Why boil your vegetables? A microwave is much, much greener, and there are other advantages too!
And at a time where electricity and gas prices are rising steeply, shouldn’t we all be doing this anyway, for the sake of our wallets?
What do I need to do?
When you prepare a family meal, we usually boil your vegetables?
A classic example is frozen peas … you bring the water to the boil on the hob, add a bit of salt, put the frozen peas in the water (it goes cold again), bring it back to the boil, then simmer for 5 minutes.
It’s very easy, but it does use a lot of electricity or gas for the amount of food that is being cooked in that pan.
Instead, it’s much, much more energy efficient to put the peas in a dish with a little water, and microwave for two minutes. Job done.
Why does this save carbon dioxide emissions?
This small action, if replicated across millions of kitchens, will reduce the demand on our electricity grids.
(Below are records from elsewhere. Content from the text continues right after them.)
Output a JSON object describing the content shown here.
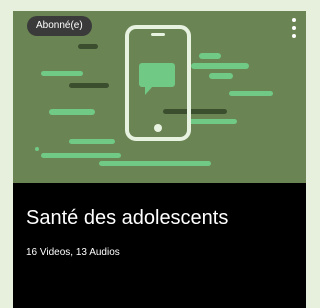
{
  "card": {
    "badge": "Abonné(e)",
    "title": "Santé des adolescents",
    "meta": "16 Videos, 13 Audios",
    "menu_icon": "more-vertical-icon",
    "thumbnail_icon": "smartphone-chat-illustration"
  },
  "colors": {
    "page_bg": "#e6f0dc",
    "thumbnail_bg": "#6b8454",
    "phone_outline": "#e8f2e0",
    "accent_green": "#70c985",
    "dark_line": "#3b4f2e",
    "card_bg": "#000000",
    "text": "#ffffff"
  }
}
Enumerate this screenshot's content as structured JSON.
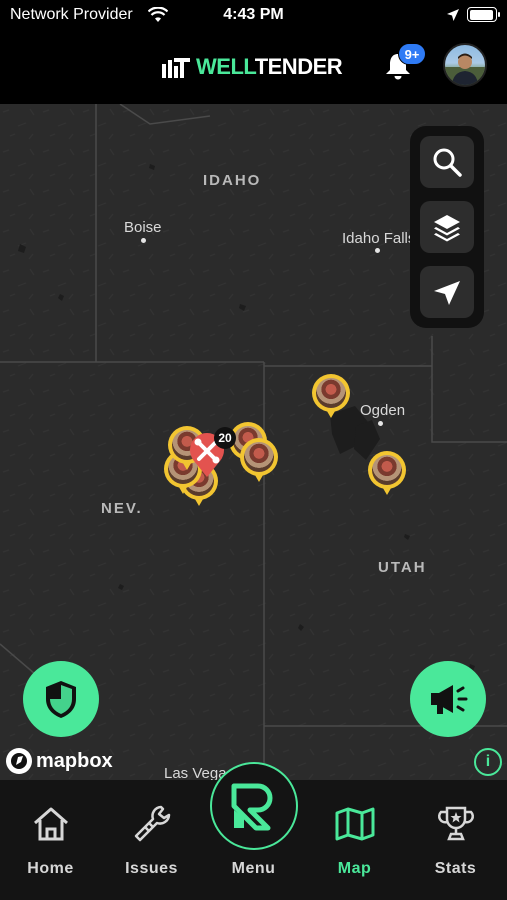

In turn, this reduces the amount that the suppliers need to generate, thus reducing the demand for fossil fuels.
If you cook with gas, your use of fossil fuel is being directly reduced.
Anything that reduces the use of fossil fuel will also reduce carbon emissions, plus, of course, you’ll be saving money!
But how much difference does my pan of peas make?
In percentage terms … a lot! That’s why this is such an effective action if we can act collectively.
Here’s some maths to illustrate this.
Using an electric hob, your demand for electricity to cook your pan of peas will be based on the length of time the power is switched on (let’s say, a total of 15 minutes) and the power drawn by your cooking hob ring (typically, for a small pan, about 1.2 kilowatts). On the other hand, if I run a 750 watt microwave for 3 minutes, the percentage saving in energy can be calculated using this formula:
Units used by the hob = 1.2kW x 15/60 minutes, which is 0.3 units of electricity.
Units used by the microwave oven = 0.75kW x 3/60 minutes, which is 0.0375 units of electricity.
So the saving is 88% … that means 88% less cost and 88% less carbon dioxide.
88% less electricity just by using your microwave oven to cook your peas!
Summing up the advantages
- microwaving can reduce your energy use for a cooking job by nearly 90%
- reduced power bills
- reduced CO2 emissions
- reduced pollutants from fossil fuels
- food cooked quickly in a microwave loses less taste than when boiled
- food cooked quickly in a microwave loses fewer nutrients than when boiled
- cooking is quicker, more convenient, and less steamy
Next time you are about to fill up and boil a saucepan for a simple cooking job like cooking vegetables, think again … could you use the microwave oven instead and reduce your cost and carbon footprint?
If you can, please click the green “I’ll do this” button below and you’ll see our “thank you” as an acknowledgment. If you can’t see the button or thank you message it means you need to register as a Rotary World Saver or login – please click the “members area” button at the top of this page.